Antonella mentions how another practitioner, Casey Malcolm, says to approach the problem:

To teach [designers] how to design usable products for an older population, for example, don’t tell designers to take in account seniors’ lower visual acuity and decreased motor control. Let young designers wear glasses that impair their visual acuity. Tie two of their fingers together, to mimic what it means to have arthritis or lower motor control."

Antonella goes on:

So, perhaps Jason Fried is completely on target. We can only design for ourselves. Being aware of it, making it explicit can make us find creative ways of designing for people who are different from us… perhaps we need to create experience labs, so that for a while we can live the life of the people we are designing for."

At UX Week in Washington, DC this summer, Adaptive Path unveiled a side project they’d been working on — the Charmr, a new design concept for insulin pumps and continuous monitors that diabetics have to constantly wear on their bodies. In order to understand what it was like to be in the user’s skin, they interviewed people who had to use these devices, observed their lives, and ruminated together over the experience. Some of the designers even did physical things to role-play, such as wearing objects of similar size and weight for days at a time. The result? They gained a much deeper feel for what it means to manage such an apparatus through the daily activities the rest of us take for granted — bathing, sleeping, playing sports, working out, dancing, everything.

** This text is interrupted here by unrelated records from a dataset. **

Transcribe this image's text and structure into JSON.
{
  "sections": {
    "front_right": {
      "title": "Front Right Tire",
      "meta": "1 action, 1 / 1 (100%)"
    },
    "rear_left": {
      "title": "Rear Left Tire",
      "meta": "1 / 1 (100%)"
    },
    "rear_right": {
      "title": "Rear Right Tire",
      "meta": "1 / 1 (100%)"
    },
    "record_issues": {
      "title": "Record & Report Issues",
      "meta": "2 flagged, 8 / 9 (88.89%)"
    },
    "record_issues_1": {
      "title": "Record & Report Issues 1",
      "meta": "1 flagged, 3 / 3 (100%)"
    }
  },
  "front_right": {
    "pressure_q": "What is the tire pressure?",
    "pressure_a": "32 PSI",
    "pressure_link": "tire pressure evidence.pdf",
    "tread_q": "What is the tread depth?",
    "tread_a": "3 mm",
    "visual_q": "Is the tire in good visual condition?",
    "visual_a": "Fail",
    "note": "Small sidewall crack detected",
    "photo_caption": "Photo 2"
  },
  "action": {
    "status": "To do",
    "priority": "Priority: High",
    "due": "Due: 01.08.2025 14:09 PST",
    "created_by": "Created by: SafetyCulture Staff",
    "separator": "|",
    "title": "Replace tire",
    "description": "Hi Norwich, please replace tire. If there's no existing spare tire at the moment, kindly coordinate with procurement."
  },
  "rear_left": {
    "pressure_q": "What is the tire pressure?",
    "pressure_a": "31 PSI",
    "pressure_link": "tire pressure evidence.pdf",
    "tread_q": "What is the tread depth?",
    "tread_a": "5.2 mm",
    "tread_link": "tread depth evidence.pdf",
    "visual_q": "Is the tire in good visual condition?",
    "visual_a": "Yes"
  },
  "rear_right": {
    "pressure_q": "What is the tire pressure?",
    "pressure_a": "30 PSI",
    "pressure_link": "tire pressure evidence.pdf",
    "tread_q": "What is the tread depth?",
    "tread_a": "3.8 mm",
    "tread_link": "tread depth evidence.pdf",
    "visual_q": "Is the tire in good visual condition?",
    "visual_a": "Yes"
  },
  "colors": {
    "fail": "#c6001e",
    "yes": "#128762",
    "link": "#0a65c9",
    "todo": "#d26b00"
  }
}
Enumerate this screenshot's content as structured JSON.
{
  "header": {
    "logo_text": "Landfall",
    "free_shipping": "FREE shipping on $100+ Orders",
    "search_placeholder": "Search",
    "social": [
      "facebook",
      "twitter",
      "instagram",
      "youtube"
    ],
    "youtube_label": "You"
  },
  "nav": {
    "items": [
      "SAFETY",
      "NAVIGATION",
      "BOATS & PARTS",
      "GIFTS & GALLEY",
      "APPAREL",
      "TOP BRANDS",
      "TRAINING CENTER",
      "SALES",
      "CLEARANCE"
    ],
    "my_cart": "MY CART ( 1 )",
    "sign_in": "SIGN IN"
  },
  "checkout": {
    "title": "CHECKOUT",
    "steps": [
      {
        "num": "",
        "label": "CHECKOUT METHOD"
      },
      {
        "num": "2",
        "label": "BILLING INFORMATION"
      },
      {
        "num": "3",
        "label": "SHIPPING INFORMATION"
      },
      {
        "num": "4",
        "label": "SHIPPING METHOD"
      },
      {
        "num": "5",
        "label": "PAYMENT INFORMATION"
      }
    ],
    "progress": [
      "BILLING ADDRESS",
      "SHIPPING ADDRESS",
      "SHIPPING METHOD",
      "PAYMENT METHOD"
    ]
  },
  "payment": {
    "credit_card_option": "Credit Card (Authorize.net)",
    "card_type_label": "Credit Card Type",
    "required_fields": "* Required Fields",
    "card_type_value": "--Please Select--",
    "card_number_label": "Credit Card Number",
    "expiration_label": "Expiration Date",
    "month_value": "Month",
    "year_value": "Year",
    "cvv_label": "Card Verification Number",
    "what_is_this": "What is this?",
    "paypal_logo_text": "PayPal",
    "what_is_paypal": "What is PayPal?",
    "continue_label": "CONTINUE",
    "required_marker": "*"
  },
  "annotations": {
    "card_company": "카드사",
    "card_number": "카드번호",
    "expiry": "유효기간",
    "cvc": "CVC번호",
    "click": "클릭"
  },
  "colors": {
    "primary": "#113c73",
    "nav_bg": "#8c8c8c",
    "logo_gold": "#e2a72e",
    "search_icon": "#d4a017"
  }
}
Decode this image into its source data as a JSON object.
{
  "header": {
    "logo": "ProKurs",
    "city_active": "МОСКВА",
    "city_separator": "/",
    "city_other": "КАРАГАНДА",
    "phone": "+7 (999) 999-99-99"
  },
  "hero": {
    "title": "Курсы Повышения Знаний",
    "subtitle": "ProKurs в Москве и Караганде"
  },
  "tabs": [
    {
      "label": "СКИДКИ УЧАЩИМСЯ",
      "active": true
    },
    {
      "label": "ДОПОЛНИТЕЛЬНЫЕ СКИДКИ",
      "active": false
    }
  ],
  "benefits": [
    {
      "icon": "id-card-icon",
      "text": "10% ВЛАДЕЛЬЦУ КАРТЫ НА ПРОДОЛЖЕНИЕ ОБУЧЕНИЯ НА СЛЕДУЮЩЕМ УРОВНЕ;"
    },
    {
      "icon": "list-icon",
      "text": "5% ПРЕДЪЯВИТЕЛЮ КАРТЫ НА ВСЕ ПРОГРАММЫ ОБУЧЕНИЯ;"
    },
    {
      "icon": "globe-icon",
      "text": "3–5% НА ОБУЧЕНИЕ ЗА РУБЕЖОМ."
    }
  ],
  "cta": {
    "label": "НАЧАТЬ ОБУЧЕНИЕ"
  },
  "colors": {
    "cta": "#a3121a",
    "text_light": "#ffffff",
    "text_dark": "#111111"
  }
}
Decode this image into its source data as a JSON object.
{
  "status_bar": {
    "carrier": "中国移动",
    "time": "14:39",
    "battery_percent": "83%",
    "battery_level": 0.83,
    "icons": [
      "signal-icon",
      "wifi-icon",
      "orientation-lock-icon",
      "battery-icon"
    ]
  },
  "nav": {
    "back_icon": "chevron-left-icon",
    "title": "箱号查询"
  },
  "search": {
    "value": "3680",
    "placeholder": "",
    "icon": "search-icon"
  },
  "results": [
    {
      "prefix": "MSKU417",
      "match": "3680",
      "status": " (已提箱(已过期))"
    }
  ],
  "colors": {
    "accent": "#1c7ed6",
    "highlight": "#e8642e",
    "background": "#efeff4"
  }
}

Personas aren’t ornaments that make us more comfortable about our design decisions. They should do just the opposite.

One thing a couple of the presenters said really struck me — they said they found themselves having nightmares that they’d been diagnosed with diabetes, and had to manage these medical devices for the rest of their lives. Just think — immersing yourself in your user’s experience to the point that you start having their dreams.

The team’s persona descriptions weren’t the source of the designers’ empathy — that kind of immersion doesn’t happen from reading a document. Although the team used various documentation media throughout their work – whiteboards and stickies, diagrams and renderings – these media furthered the design only as ephemeral artifacts of deeper understanding.

And that statement is especially true of personas. They’re not the same as market segmentation, customer profiling or workflow analysis, which are tools for solving other kinds of problems. Neither do personas fit neat preconceptions, use-cases or demographic models, because reality is always thornier and more difficult. Personas aren’t ornaments that make us more comfortable about our design decisions. They should do just the opposite — they may even confound and bedevil us. But they can keep us honest. Imagine that.

References:

  • Alan Cooper, “The Origin of Personas”:http://www.cooper.com/insights/journal_of_design/articles/the_origin_of_personas_1.html
  • Jason Fried, “Ask 37 Signals: Personas?”:http://www.37signals.com/svn/posts/690-ask-37signals-personas
  • Antonella Pavese, “Get real: How to design for the life of others?”:http://www.antonellapavese.com/archive/2007/04/249/
  • Dan Saffer, “Charmr: How we got involved”:http://www.adaptivepath.com/blog/2007/08/14/charmr-how-we-got-involved/

_*Author’s Note:* In the months since the first draft of this article, spirited debate has flared among user-experience practitioners over the use of personas. We’ve added a few links to some of those posts below, along with links to the references mentioned in the piece. I’d also like to thank Alan Cooper for his editorial feedback on my interpretation of his Origins article._

  • Peter Merholz, “Personas 99% bad?”:http://www.peterme.com/?p=624
  • Joshua Porter, “Personas and the advantage of designing for yourself”:http://bokardo.com/archives/personas-and-the-advantage-of-designing-for-yourself/ and “Personas as tools”:http://bokardo.com/archives/personas-as-tools/
  • Jared Spool, “Crappy personas vs. robust personas”:http://www.uie.com/brainsparks/2007/11/14/crappy-personas-vs-robust-personas/ and “Personas are NOT a document”:http://www.uie.com/brainsparks/2008/01/24/personas-are-not-a-document/
  • Steve Portigal, “Persona Non Grata”:http://interactions.acm.org/content/?p=262, interactions, January/February 2008